What needs to be done
Using the data below, show every line where the word "JSON" occurs.

Data for this task

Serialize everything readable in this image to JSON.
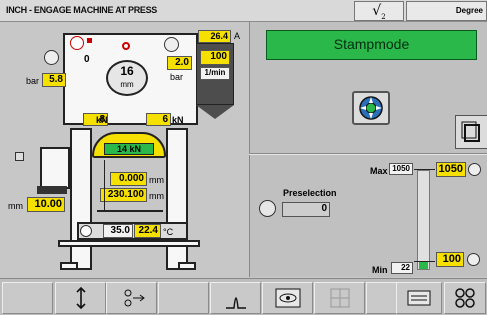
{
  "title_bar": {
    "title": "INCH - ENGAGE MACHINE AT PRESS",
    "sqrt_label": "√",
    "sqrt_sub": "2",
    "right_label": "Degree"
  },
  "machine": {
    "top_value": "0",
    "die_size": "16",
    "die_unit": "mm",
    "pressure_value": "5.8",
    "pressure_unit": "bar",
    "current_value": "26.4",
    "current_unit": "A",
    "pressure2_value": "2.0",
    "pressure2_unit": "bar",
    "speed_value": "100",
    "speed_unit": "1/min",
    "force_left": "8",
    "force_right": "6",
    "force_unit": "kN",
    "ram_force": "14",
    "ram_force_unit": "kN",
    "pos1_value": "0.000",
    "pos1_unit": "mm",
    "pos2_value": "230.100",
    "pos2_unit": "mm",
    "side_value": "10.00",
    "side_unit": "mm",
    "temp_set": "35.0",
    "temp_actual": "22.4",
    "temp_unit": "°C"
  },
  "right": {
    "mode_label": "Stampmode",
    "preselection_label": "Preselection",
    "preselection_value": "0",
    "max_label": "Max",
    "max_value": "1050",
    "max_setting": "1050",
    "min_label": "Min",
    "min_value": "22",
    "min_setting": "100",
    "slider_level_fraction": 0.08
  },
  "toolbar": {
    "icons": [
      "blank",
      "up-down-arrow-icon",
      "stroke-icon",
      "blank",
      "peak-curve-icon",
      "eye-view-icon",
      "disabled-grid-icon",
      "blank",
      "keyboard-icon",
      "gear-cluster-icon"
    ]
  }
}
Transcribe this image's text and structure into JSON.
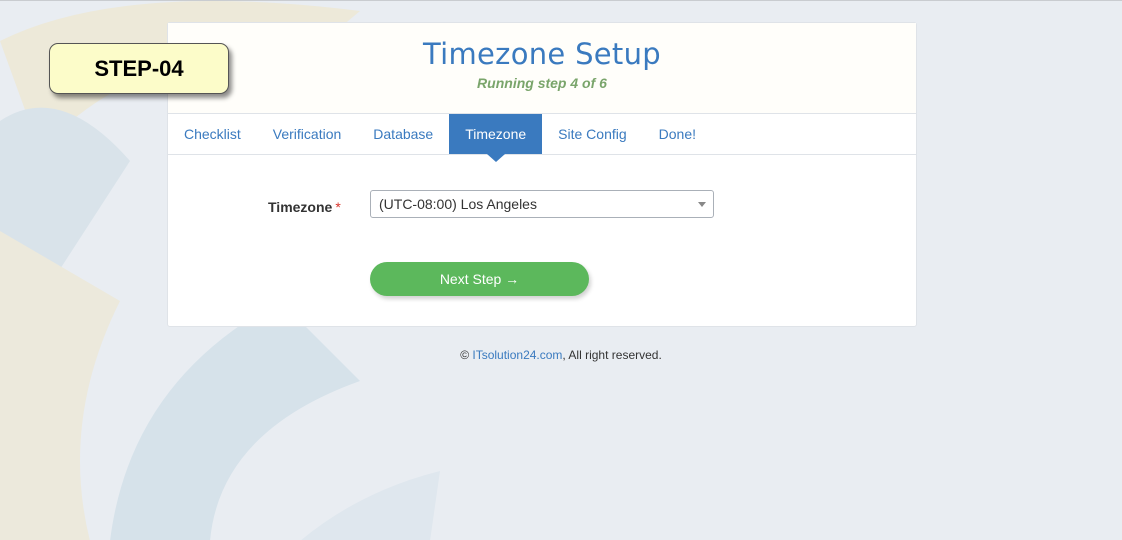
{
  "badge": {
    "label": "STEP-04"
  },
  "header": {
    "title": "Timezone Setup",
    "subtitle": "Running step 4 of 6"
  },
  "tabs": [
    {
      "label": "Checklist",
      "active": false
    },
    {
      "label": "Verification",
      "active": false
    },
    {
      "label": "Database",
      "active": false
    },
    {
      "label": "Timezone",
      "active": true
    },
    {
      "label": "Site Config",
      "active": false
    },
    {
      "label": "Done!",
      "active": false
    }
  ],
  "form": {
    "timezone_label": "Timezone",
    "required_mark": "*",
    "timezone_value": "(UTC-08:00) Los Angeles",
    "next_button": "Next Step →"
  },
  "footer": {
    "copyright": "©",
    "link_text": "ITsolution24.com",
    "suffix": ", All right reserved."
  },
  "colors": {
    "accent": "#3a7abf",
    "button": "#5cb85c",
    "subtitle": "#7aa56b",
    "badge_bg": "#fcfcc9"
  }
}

Problem solution
Serialize everything readable in this image to JSON.
Transcribe this image's text and structure into JSON.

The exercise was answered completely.